Nebraska’s leading economic indicator rose in January, according to the most recent report from the University of Nebraska–Lincoln. The indicator, designed to predict economic activity six months into the future, increased 1.29%.
“The leading indicator has been mixed in recent months, declining in some months but rising in others,” said economist Eric Thompson, director of the Bureau of Business Research, department chair and K.H. Nelson Professor of Economics. “This pattern suggests slow growth in the state economy during the first half of 2023.”
The six components of the indicator are business expectations, building permits for single-family homes, airline passenger counts, initial claims for unemployment insurance, the value of the U.S. dollar and manufacturing hours worked.
Most components of the leading indicator improved during January.
Manufacturing hours worked expanded.
“There has been sustained growth in Nebraska manufacturing, given its ties to food markets and agriculture,” Thompson said.
The value of the U.S. dollar also declined in January for the third consecutive month.
“A declining dollar improves the position of manufacturers, agricultural producers and other Nebraska businesses that compete in international markets,” Thompson said.
Given areas of strength in the state economy, initial claims for unemployment insurance fell in Nebraska during the month.
Airline passenger counts and building permits for single-family homes also grew in January.

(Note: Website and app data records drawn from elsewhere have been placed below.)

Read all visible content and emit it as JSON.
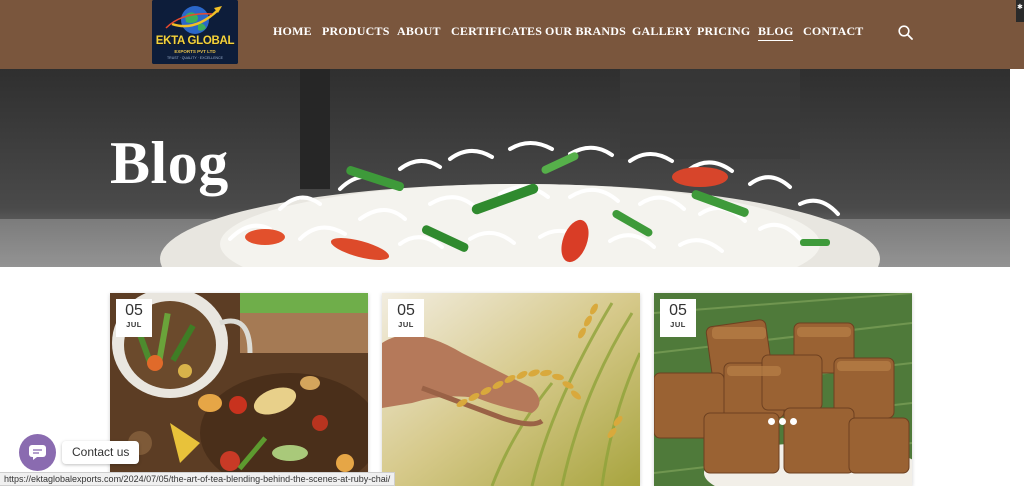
{
  "header": {
    "logo": {
      "name": "EKTA GLOBAL",
      "sub": "EXPORTS PVT LTD",
      "tagline": "TRUST · QUALITY · EXCELLENCE"
    },
    "nav": [
      "HOME",
      "PRODUCTS",
      "ABOUT",
      "CERTIFICATES",
      "OUR BRANDS",
      "GALLERY",
      "PRICING",
      "BLOG",
      "CONTACT"
    ],
    "active_nav": "BLOG",
    "icons": {
      "search": "search-icon"
    }
  },
  "hero": {
    "title": "Blog"
  },
  "posts": [
    {
      "day": "05",
      "month": "JUL",
      "image": "compost-bin-image"
    },
    {
      "day": "05",
      "month": "JUL",
      "image": "rice-paddy-hand-image"
    },
    {
      "day": "05",
      "month": "JUL",
      "image": "jaggery-cubes-image"
    }
  ],
  "contact_widget": {
    "label": "Contact us",
    "icon": "chat-bubble-icon"
  },
  "status_bar": {
    "url": "https://ektaglobalexports.com/2024/07/05/the-art-of-tea-blending-behind-the-scenes-at-ruby-chai/"
  },
  "colors": {
    "header_bg": "#7a563d",
    "hero_bg": "#3b3b3b",
    "contact_accent": "#8a6bb0"
  }
}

“These improvements, however, primarily reflect a rebound from a weak December rather than a sustained expansion,” Thompson said.